Civilization: Call to Power full review

As befits a game with so grand a name, Civilization is billed by its makers as “the greatest strategy game series of all time”. The empire-building simulation has sold over 2.5 million copies since its inception as Sid Meier’s Civilization ten years ago, yet hasn’t been properly updated since 1996’s best-selling Civilization II. The latest version, Civilization: Call to Power, follows the same epic course as the earlier games. You start out as a brave but puny settler – armed with a ragged sack of basic technologies – and slowly build yourself an empire of cities and awesome army of might. Turn by turn, you explore your new world, building cities here and there, discovering and inventing things, managing your natural resources, organizing your people, and knocking seven bells out of neighbouring nations. The first things you notice about Civilization: Call to Power (CTP) are the wonderfully modelled 3D unit icons and terrain squares. In the original Civilization, the Settler unit was a flat wagon on a coloured square; in Civ II, it became a static peasant with a spade; in CTP, we get a walking, talking young man – looking a lot like a gay gardener. Settlers no longer build roads, irrigate or mine – this is now down to the size of your Public Works budget. While it makes things easier, it does take some fun out of the early stages of the game compared to Civ II. And, roads no longer affect production or trade, only movement points. Scottish-Australian axis
CTP offers you a trireme-full of new nations to choose to hail from: aside from the usual Romans, Greeks, English, etc, you can now be Scottish, Jamaican or Australian. CTP is also full of new unit types – from Samurai to Storm Marine, there’s now 65 in total. And civilization Advances are, well, more advanced – from Alchemy to Nano Assembly, there are 90 to complete. There are also some new Wonders of the World for you to build: the Labyrinth, East India Company, and Dinosaur Park, to name a few. This is a great improvement on Civ II’s limited options – but the lack of Civ II’s Leonardo’s Workshop wonder makes unit-production a bind. In CTP, you can build underwater cities and orbiting space colonies. And, you can wage unconventional warfare, with economic attacks, propaganda, biological terrorism, and religious conversion. While adding realistic levels of complexity, I found these relentless non-combat attacks – the injunction-wielding Lawyer especially – detracted from the traditional blood-&-thunder fun of clashing armies. CTP lets you witness your units clash with your enemy’s, in a small animated combat sub-screen. Combat has been made more sophisticated by the pooling of units’ attack and defence ratings. Sounds super, but even small groups of primitive units can now wipe out a Stealth Bomber – which is just silly when it happens more than once. This is equivalent to Star Wars’ Ewoks winning time after time. Instead of colonizing Alpha Centauri as your ultimate goal, in CTP you must breed alien life forms – although you can still win by knocking off every other nation. CTP’s gameplay “improvements” aren’t always welcome. A line follows your cursor to show you the path your unit will take, but in practise, this just gets in the way – ruining your centred position on the map if you move your mouse. One slip of the mouse button, and the path can also issue false instructions to your unit – sending it marching off in totally the wrong direction.
Find the best price

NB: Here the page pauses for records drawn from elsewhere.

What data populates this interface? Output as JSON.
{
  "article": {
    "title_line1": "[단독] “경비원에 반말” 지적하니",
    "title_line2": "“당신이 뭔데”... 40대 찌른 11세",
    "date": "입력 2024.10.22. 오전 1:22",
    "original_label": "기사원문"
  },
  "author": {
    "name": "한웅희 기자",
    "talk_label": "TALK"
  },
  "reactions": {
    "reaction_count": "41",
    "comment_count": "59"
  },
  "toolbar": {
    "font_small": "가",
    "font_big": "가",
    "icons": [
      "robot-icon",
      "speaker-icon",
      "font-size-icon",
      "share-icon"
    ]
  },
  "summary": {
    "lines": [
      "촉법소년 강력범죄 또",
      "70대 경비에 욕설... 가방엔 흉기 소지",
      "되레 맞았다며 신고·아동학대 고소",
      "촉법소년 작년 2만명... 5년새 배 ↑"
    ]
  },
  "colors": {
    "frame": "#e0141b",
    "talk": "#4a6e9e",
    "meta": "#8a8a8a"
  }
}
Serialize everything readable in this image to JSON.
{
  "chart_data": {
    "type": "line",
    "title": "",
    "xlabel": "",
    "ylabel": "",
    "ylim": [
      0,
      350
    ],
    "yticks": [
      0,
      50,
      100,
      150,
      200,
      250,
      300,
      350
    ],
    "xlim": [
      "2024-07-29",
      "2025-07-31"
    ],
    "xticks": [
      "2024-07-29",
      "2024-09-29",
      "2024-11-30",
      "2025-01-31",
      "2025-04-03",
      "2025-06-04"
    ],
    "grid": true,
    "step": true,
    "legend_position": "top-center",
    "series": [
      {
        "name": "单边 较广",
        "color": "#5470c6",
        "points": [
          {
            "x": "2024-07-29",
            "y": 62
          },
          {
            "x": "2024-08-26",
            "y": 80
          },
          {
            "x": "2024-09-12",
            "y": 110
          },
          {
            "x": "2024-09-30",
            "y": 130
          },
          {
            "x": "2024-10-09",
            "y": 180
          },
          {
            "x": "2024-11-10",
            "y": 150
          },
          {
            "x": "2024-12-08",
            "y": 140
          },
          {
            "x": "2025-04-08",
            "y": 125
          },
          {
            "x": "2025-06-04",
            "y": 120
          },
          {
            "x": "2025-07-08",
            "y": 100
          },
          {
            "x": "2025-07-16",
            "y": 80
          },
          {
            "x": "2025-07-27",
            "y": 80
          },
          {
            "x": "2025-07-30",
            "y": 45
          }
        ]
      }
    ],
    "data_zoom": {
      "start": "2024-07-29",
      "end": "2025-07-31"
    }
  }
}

Best prices today

Retailer Price Delivery  

Price comparison from over 24,000 stores worldwide